“The White Tiger” is a creature which comes along once in a generation to texturize the darkest of moments with the bright splendor of its coat.
It’s also the title of an edge-of-your-seat film adapted from Indian author Aravind Adiga’s 2008 Booker Prize-winning novel.
Like the novel, the film is filled with socio-political commentary whose narrative arc bends towards the injustices which set apart the haves and have-nots.
Not just in India, although this is where the film is set, but everyplace where a poor person has ever said or thought of saying:
“To think of this again makes me so angry, that I might go out and cut the throat of a rich man right now”.
Those are the words of protagonist Balram Halwai (Adarsh Gourav).
Balram’s life (and this film) is framed through a letter he’s written to the Chinese Premier Wen Jiabao who is visiting Bangalore, India, for a tech conference.
The letter straddles the early 2000s, 2007, and 2010 with Balram (also played as a child by Harshit Mahawar) keeping you hooked with his storytelling verve and sing-songy Indian accent.
Balram is a successful pony-tailed entrepreneur with an outlandish hook-mustache which he refuses to twirl as he brags about coming from nothing.
Growing up in the back of beyond rural town of Laxmangarh, his white tigritude is identified as a boy but quickly squashed by an overbearing grandmother who pulls him out of his school, only to land him on his behind working at the family tea shop.
It’s a sweatshop, really. With Himalayas of coal for him to hammer.
Then, his father dies of tuberculosis.
To compound this misfortune, his brother is locked down by an arranged marriage. Thereupon, the lower-caste life becomes the height of his existence.
Balram dreams of rising above his origins, so when he overhears that the village landlord, nicknamed the Stork (Mahesh Manjrekar), is looking for a second driver for his straight-outta USA son Ashok (Rajkummar Rao), Balram seizes his opportunity.
After convincing his grandmother to give him money for driving lessons in exchange for two thirds of his earnings as a driver, he’s eventually hired as a live-in driver at the Stork’s family mansion in Delhi.
Although he spends most of his time lip-locking his new boss’s posteriors, he has time to regale us with some home-spun wisdom: “Indian is two countries in one. India of light and India of darkness”.
The darkness, of course, is reserved for the likes of Balram who not only drives Ashok but also does every imaginable chore as he slaves away under the thumbs of his oppressive masters.
Then, just when you expect him explode with righteous indignation, he instead does an Indian head bobble and asks to work for a fraction of the starvation wags he receives!
Is this guy for real?
We see how thousands of years of a remorseless caste system has ingrained in him an inferiority complex which is nauseating.
Ashok and his alluring wife Pinky (Priyanka Chopra Jonas) seem to feel for him. But only in the way one would feel for a familiar piece of furniture, not a fellow human being.

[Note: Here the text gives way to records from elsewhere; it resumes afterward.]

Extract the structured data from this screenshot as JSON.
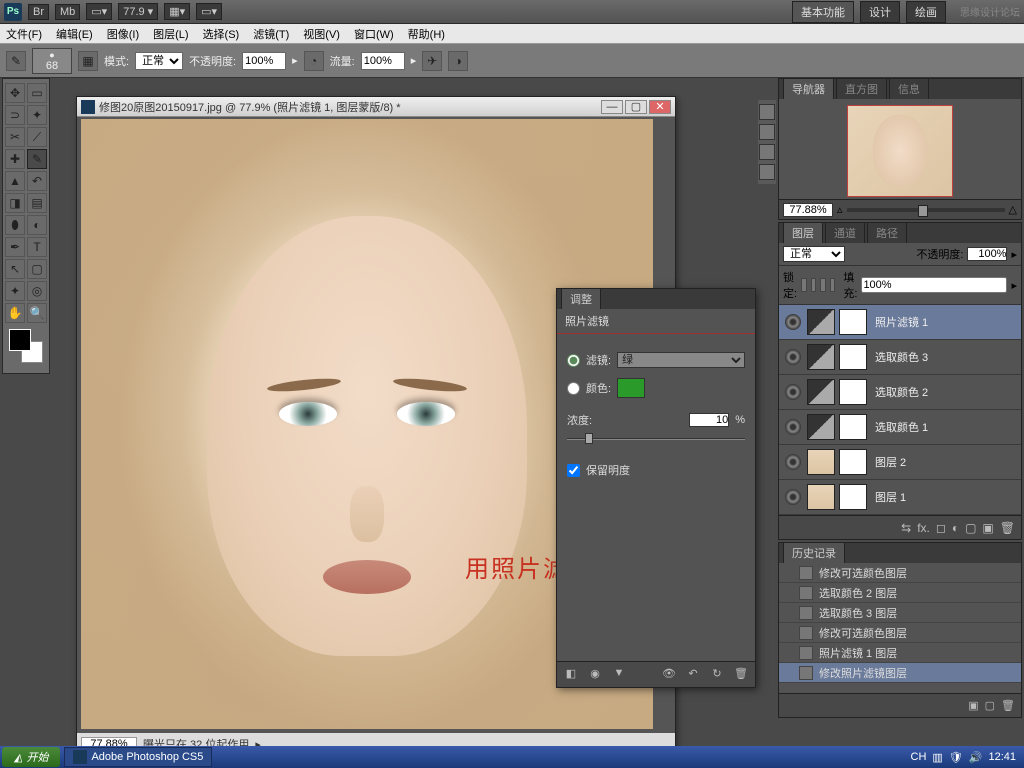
{
  "titlebar": {
    "zoom": "77.9",
    "btn_basic": "基本功能",
    "btn_design": "设计",
    "btn_paint": "绘画",
    "watermark": "思缘设计论坛"
  },
  "menu": [
    "文件(F)",
    "编辑(E)",
    "图像(I)",
    "图层(L)",
    "选择(S)",
    "滤镜(T)",
    "视图(V)",
    "窗口(W)",
    "帮助(H)"
  ],
  "optbar": {
    "brush_size": "68",
    "mode_lbl": "模式:",
    "mode": "正常",
    "opacity_lbl": "不透明度:",
    "opacity": "100%",
    "flow_lbl": "流量:",
    "flow": "100%"
  },
  "doc": {
    "title": "修图20原图20150917.jpg @ 77.9% (照片滤镜 1, 图层蒙版/8) *",
    "status_zoom": "77.88%",
    "status_msg": "曝光只在 32 位起作用",
    "overlay": "用照片滤镜调色"
  },
  "adjust": {
    "tab": "调整",
    "title": "照片滤镜",
    "filter_lbl": "滤镜:",
    "filter_val": "绿",
    "color_lbl": "颜色:",
    "density_lbl": "浓度:",
    "density_val": "10",
    "pct": "%",
    "preserve": "保留明度"
  },
  "nav": {
    "t1": "导航器",
    "t2": "直方图",
    "t3": "信息",
    "zoom": "77.88%"
  },
  "layers": {
    "t1": "图层",
    "t2": "通道",
    "t3": "路径",
    "blend": "正常",
    "op_lbl": "不透明度:",
    "op": "100%",
    "lock_lbl": "锁定:",
    "fill_lbl": "填充:",
    "fill": "100%",
    "items": [
      {
        "n": "照片滤镜 1",
        "t": "adj",
        "sel": true
      },
      {
        "n": "选取颜色 3",
        "t": "adj"
      },
      {
        "n": "选取颜色 2",
        "t": "adj"
      },
      {
        "n": "选取颜色 1",
        "t": "adj"
      },
      {
        "n": "图层 2",
        "t": "img"
      },
      {
        "n": "图层 1",
        "t": "img",
        "mask": true
      }
    ]
  },
  "history": {
    "tab": "历史记录",
    "items": [
      "修改可选颜色图层",
      "选取颜色 2 图层",
      "选取颜色 3 图层",
      "修改可选颜色图层",
      "照片滤镜 1 图层",
      "修改照片滤镜图层"
    ]
  },
  "taskbar": {
    "start": "开始",
    "app": "Adobe Photoshop CS5",
    "lang": "CH",
    "time": "12:41"
  }
}
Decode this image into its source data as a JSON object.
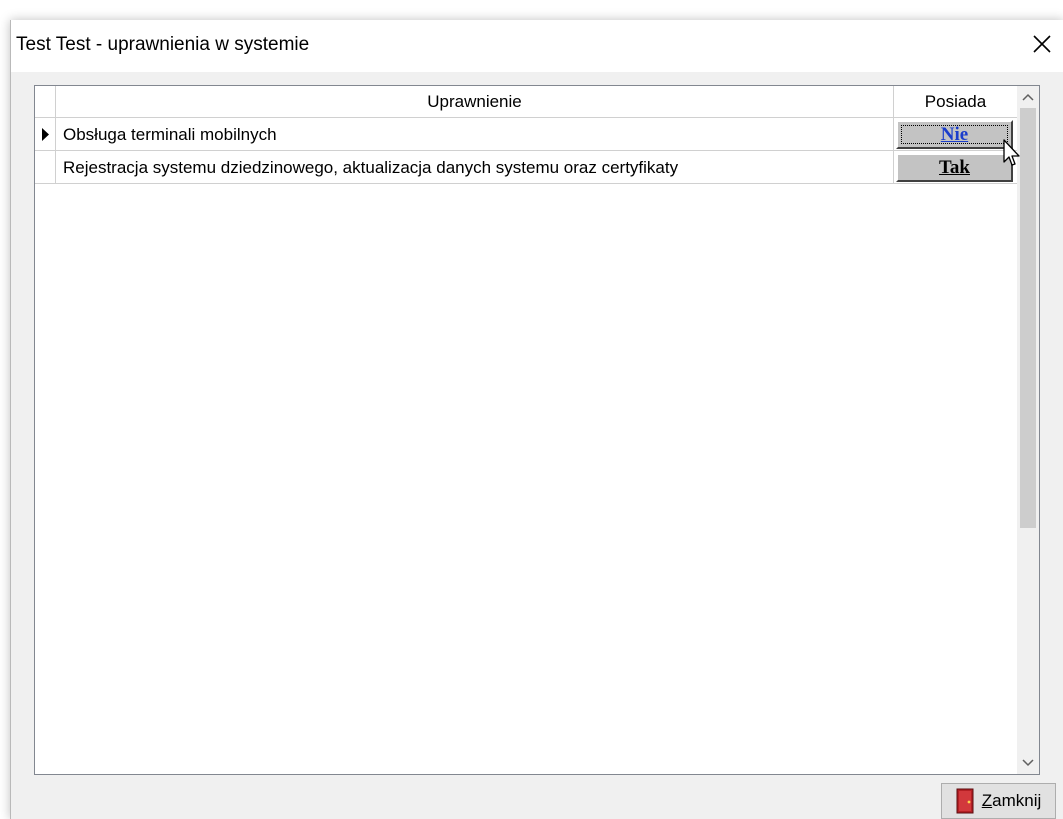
{
  "window": {
    "title": "Test Test - uprawnienia w systemie"
  },
  "grid": {
    "columns": [
      "Uprawnienie",
      "Posiada"
    ],
    "rows": [
      {
        "permission": "Obsługa terminali mobilnych",
        "has": "Nie",
        "current": true
      },
      {
        "permission": "Rejestracja systemu dziedzinowego, aktualizacja danych systemu oraz certyfikaty",
        "has": "Tak",
        "current": false
      }
    ]
  },
  "footer": {
    "close_label_mnemonic": "Z",
    "close_label_rest": "amknij"
  },
  "colors": {
    "focused_link": "#1a3dcc",
    "cell_button": "#c3c3c3",
    "door_icon": "#b41f24"
  },
  "icons": {
    "close": "close-icon",
    "current_row": "row-pointer-icon",
    "scroll_up": "chevron-up-icon",
    "scroll_down": "chevron-down-icon",
    "exit": "door-exit-icon",
    "cursor": "mouse-pointer-icon"
  }
}
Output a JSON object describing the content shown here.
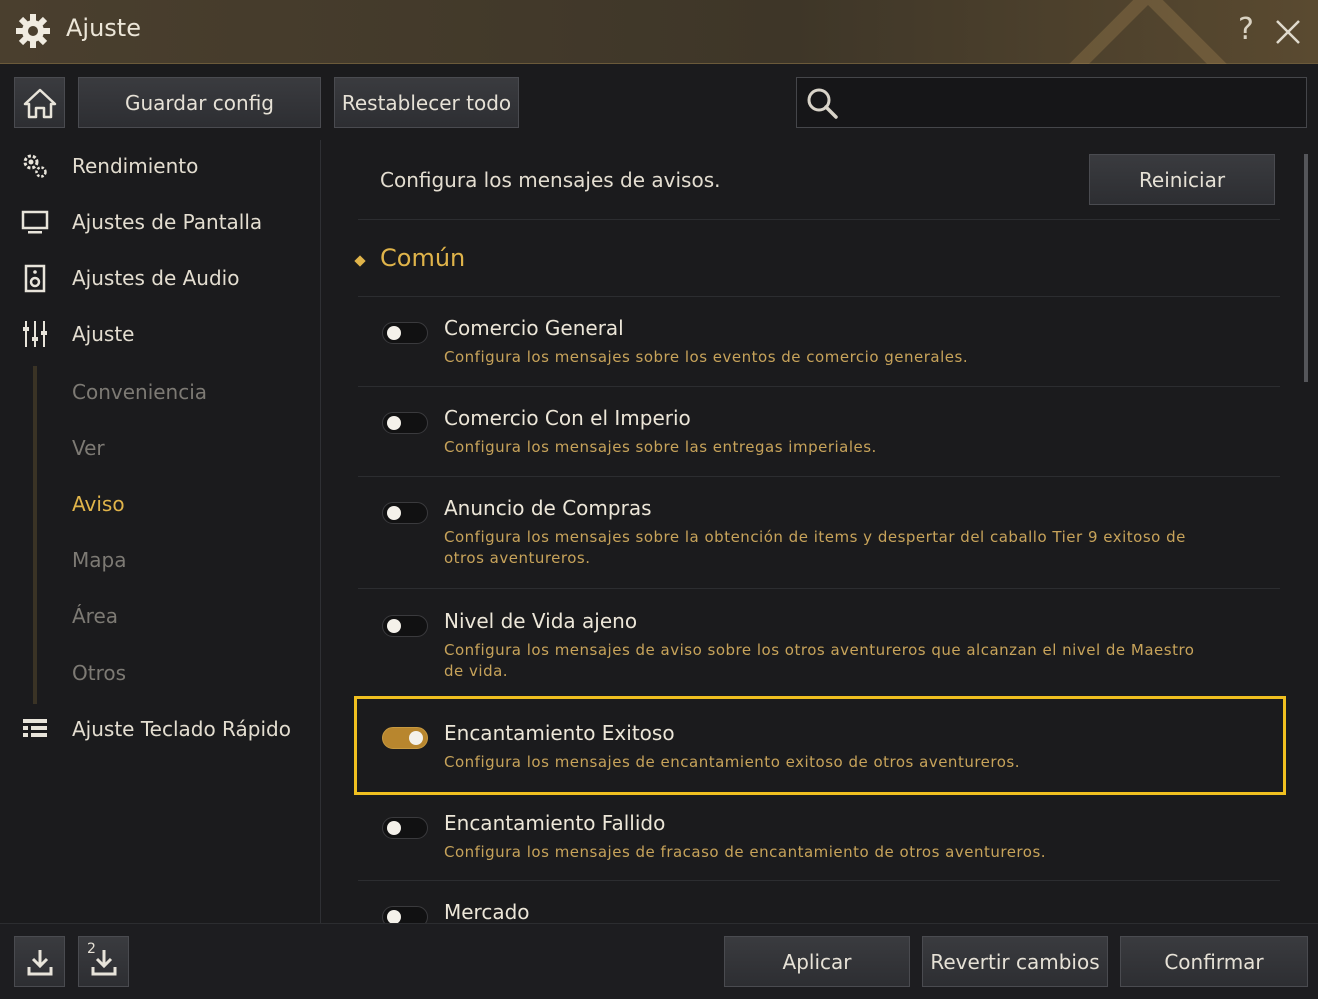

Still, Pinky is a feisty ball of energy; all for breaking outmoded master-servant customs which subject Balram and his kind to indentured servitude.
Ashok too seems willing to treat Balram as a man instead of as residue from the dirt under his shoe.
He is so different from his father, The Stork, and his brother The Mongoose (Vijay Maurya).
Or so we thought.
Scene by scene, we see both Pinky and Ashok devolving into the other (milder) cheek on the butt of a rich world that Balram has to smooch in order to get by.
That’s when the switch on the humor is flicked to create a blackness which would leave even Lucifer groping around for the light.
Balram uses the metaphor to explain the caste system as poor Indians being stuck in a “rooster coop.”
They look down from their coops only to see their fate spread out on a lunch counter at KFC or worse, but they sit still and await such a grisly fate with stoic resignation.
They are what philosopher Franz Fanon called the Wretched of the Earth, and nobody but nobody can save them from their fate.
Well, so we think.
Until Balram finally writes, “I think we can agree that America is so yesterday … The future of the world lies with the yellow man and the brown man”, then we realize that even in one’s darkest moments, a white tiger can spring towards the light.
“Straight and crooked, mocking and believing, sly and sincere, all at the same time,” Balram says by way of explaining what it takes for those trapped in lower castes to escape the rooster’s coop.
By this time, his soul seems dead but his spirit very alive to what it takes to thrive in a dog-eat-tiger world.
As the film ends, expect Balram to break the fourth wall by looking into the camera to explain the preceding two hours of a very watchable movie.
You’ll enjoy the music and the relentless pacing of the film.
The tonality of the film’s message is dyed by a dark humor tinged with a lightness of touch reminding us that even when we’re trapped on a mouse wheel, we can still become top cats.